Rising numbers of '˜looked after' children, which the local authority must provide care for, have risen sharply as a result of Rotherham's historic problems of council mismanagement and the child sexual exploitation scandal which provoked Operation Stovewood, an ongoing police investigation into old cases.
But as new foster carers have been recruited to meet that demand, they have been almost matched by those leaving the serviceÂ '“ with some of those reporting the stress of being investigated as the reason for giving up the work.
Now a senior council official has become involved in every investigation to make sure it is concluded as swiftly as possible and the authority is also taking steps to support the foster carers involved more effectively, with the intention of guiding those found to have done no wrong back into the fostering role.
Ian Walker, head of Rotherham Council's children and young people's service,Â told the council's Improving Lives select commission he was now personally involved in each '˜LADO' investigation.

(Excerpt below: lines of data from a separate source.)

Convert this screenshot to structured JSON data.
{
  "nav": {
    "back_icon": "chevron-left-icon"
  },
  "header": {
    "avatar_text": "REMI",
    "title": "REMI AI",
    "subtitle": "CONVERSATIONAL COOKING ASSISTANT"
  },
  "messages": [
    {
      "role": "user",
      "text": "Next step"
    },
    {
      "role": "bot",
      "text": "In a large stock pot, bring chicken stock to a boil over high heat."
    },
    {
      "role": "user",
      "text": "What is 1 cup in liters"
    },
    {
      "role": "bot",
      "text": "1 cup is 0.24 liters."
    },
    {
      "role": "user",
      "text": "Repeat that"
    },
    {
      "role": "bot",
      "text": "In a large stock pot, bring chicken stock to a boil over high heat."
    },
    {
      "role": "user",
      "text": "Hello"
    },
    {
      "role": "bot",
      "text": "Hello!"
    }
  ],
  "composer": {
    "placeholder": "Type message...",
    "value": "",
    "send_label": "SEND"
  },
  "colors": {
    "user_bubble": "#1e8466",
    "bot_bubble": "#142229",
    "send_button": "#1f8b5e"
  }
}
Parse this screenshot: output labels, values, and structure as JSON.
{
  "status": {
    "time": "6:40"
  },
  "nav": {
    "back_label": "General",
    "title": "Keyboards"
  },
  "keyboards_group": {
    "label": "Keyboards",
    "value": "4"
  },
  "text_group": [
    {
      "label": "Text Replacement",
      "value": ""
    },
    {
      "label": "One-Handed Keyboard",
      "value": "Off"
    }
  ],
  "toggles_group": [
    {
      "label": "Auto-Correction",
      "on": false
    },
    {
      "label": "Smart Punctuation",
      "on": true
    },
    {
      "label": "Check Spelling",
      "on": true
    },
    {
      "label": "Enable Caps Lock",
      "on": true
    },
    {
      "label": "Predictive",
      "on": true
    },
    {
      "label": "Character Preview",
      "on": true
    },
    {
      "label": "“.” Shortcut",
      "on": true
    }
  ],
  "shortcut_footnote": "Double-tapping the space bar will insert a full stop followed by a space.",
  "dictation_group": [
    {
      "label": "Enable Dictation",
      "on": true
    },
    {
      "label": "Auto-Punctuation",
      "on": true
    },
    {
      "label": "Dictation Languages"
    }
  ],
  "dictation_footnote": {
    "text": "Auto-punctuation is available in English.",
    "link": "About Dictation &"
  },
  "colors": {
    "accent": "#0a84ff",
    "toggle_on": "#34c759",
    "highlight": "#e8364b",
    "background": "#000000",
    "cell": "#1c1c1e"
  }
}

They are conducted by a Local Authority Designated Officer, who investigates allegations, and that role had historically been conducted by one officer but more recently had gone onto a rolling programme of staff.
'I don't think foster carers were well served by that,' he said.
'I have co-opted myself onto the investigations. One issue expressed by carers was that the process was dragging on for several months and the longer it went on, the more stressful it became.
'I can ensure it is concluded as quickly as possible.
'Sometimes foster carers can feel out of the loop. Hopefully, we can keep more on track and fostering when the LADO process is concluded in a positive manner.'
Mr Walker was asked if it was viable, in his position, to be involved in each investigation and responded: 'We don't get many allegations made against foster carers. As head of service for looked after children, it evidences my commitment to their role as fellow professionals.'
The meeting was told of a rise of 21 per cent in the number of looked after children under the council's care, which is higher than the 'statistical neighbours' used to measure all councils' performance.
But deputy leader Gordon Watson told the meeting Rotherham's history meant in reality it had no statistical neighboursÂ '“ with 45 of those entering care doing so as a result of complex abuse investigations and 44 from Operation Stovewood, leaving 17 resulting from other issues.
With those cases stripped out, the number was 17 or a four per cent increase which was below the national average.
'I know that doesn't mean the spend (on caring for children) goes down. It puts it into context of where we are. It isn't that numbers have gone up out of all proportion and there is no explanation for it,' he said.
The council has introduced a range of measures which are intended to reduce costs, with one change alone expect to result in the authority spending Â£2.4m less on its arrangements for children in care.
New tactics also include intervening when children are as young as possible because evidence shows the younger the child, the shorter time they are likely to stay away from their birth family while problems are resolved.
In terms of numbers of children entering the service, Mr Walker said he believed 'We are probably at high tide', with numbers of young people being discharged from local authority care also increasing.
The overall support offered to council foster carers had also seen some providers transferring from the private sector, where the rates of pay for the work are higher.
Local authorities are forced to buy-in private fostering services when demand outstrips their own resources, but in Rotherham some carers have been so impressed with the package of assistance offered by the council they have switched into their system.
It is anticipated that will become a further source of recruiting, with the council also looking to revise its own work for attracting new candidates to fostering.